I want to say a little about the safe place that can be found in Christ where He is, and where He might lead. Particularly in mind is that comment of David’s, “Abide with me, fear not; . . . for with me thou art in safe keeping.” I would like to begin with looking afresh at the place of safety that the soul can find when it flees to Christ.
In this Reading Meeting we will look at some aspects of what Scripture calls our “so great salvation” (Hebrews 2:3). It is a very extensive subject, all centred in a glorious Person – the Lord Jesus. It covers our past; it gives us a wonderful outlook for the future; but it also is something that we need to experience at the present. What a salvation, dear brethren! It is centred for us in the Person of Christ.

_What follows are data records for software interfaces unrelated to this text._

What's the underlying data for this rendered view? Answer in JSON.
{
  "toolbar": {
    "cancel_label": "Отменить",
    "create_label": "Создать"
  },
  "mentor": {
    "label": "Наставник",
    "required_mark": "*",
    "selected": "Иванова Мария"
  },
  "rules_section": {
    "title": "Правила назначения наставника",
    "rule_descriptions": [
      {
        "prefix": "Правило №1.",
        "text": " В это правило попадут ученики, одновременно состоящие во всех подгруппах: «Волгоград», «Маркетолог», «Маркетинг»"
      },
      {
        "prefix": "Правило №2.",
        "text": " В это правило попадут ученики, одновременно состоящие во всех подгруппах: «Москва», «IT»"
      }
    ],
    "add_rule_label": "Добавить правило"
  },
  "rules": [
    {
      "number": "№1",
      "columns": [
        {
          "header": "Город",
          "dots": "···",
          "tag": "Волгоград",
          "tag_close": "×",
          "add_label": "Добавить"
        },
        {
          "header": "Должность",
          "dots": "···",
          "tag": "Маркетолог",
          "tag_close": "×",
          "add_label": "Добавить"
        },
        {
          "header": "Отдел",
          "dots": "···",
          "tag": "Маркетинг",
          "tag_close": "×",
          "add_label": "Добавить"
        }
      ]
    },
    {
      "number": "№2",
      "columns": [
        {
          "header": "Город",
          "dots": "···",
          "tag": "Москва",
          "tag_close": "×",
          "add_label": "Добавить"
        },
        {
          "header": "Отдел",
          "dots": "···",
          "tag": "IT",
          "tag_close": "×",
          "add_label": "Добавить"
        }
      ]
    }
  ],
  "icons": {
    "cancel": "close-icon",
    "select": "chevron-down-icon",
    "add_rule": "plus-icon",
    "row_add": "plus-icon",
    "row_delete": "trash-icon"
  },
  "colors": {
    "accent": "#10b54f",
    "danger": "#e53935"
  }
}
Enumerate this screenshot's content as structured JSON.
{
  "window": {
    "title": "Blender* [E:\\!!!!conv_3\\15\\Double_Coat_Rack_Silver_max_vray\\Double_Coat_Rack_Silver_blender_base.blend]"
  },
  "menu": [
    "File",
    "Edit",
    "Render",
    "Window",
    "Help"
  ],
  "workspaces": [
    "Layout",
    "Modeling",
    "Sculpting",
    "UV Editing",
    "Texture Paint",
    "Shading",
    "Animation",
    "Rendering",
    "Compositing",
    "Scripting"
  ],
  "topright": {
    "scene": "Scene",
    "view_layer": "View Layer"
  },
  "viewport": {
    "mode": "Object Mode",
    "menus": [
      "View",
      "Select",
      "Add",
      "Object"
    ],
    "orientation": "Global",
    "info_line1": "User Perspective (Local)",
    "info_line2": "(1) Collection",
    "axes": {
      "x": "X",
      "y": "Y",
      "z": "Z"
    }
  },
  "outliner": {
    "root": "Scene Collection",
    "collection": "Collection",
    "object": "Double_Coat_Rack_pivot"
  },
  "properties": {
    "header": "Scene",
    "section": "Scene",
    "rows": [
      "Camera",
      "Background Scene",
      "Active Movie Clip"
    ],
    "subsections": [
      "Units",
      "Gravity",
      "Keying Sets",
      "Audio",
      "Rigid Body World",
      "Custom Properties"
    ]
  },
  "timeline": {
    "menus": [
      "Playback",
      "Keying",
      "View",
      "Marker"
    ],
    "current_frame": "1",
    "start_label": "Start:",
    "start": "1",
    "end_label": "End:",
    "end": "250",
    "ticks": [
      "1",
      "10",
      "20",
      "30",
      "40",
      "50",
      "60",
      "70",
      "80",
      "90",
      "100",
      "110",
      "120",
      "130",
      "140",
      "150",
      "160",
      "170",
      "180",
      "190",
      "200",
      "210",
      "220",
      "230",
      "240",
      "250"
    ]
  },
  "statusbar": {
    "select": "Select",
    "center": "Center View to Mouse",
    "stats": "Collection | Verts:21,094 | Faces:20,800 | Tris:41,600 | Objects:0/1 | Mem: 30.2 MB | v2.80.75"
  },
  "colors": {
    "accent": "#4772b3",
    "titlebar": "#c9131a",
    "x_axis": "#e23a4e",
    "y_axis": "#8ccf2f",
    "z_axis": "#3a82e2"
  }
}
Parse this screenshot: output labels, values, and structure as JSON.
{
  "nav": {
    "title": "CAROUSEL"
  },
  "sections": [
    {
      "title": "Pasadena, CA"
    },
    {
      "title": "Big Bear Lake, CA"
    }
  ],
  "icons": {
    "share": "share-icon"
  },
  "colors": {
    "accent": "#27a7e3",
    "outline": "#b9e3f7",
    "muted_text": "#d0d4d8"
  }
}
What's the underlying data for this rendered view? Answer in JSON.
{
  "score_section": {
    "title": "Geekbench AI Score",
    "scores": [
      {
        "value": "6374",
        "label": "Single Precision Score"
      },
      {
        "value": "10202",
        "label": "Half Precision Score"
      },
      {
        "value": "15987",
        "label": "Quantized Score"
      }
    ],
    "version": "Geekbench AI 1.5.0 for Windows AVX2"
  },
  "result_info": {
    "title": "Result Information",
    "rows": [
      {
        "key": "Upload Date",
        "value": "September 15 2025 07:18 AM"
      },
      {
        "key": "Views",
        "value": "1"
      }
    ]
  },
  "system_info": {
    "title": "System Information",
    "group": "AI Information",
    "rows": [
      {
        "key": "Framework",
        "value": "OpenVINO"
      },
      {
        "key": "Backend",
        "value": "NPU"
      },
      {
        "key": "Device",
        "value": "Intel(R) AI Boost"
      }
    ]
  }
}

I want to say a further word about revival. Revival implies that there has been the evidence of life, but that something has happened, so that life has become dulled or stifled. We all know what it is to droop and to flag. The need is to know the secret of being revived. We have all seen the plant in the house; after many days of neglect the flowers begin to droop. Once it is attended to and given food and water, it springs to life again – it revives. That is so like you and me as believers in Christ. If we stray from the source of our sustenance, we begin to droop. How important it is to get back to that source and to be revived!
In these Scriptures I have read, we have the personal service of the Lord Jesus seen in reviving and restoring the soul. Reviving, like the feeding, like the leading, like the anointing in this psalm, is the continuous service of the Shepherd towards His own. As believers, during our whole life, we need times of reviving, and times of restoring. The Shepherd is the key to that revival each day of our lives.
In reading these passages, I had in mind the thought of revival. We live in days that Paul describes to Timothy as difficult days (2 Tim 3:1), and as you look at that section in Timothy, you see how difficult the days are. There has been such a turning away from the things of Jesus Christ. Therefore, from that background, it should be an exercise with us that there may be revival – first of all, in our own hearts, our own lives; then in our local meetings; and finally, revival of interest in the things of Christ in our nation, which largely has turned its back on the Christian faith.
Nothing is calculated to stir the heart of the lover of the Lord Jesus more than the consideration of His shed blood. The moment when His blood was poured out stands out in the history of time and eternity. What a moment!
The woman in Luke 7 had an alabaster box of myrrh. Myrrh generally speaks in Scripture of the suffering love of Christ. She took that myrrh and she anointed the feet of the Lord Jesus out of affection and appreciation for Him. I thought it would be good if, after our meeting today, each of us might be able, out of our appreciation of the suffering love of the Lord Jesus, just to take something out of our box of myrrh and anoint that blessed One.
There are many aspects to His sufferings – we cannot cover them all. We certainly cannot fathom them all.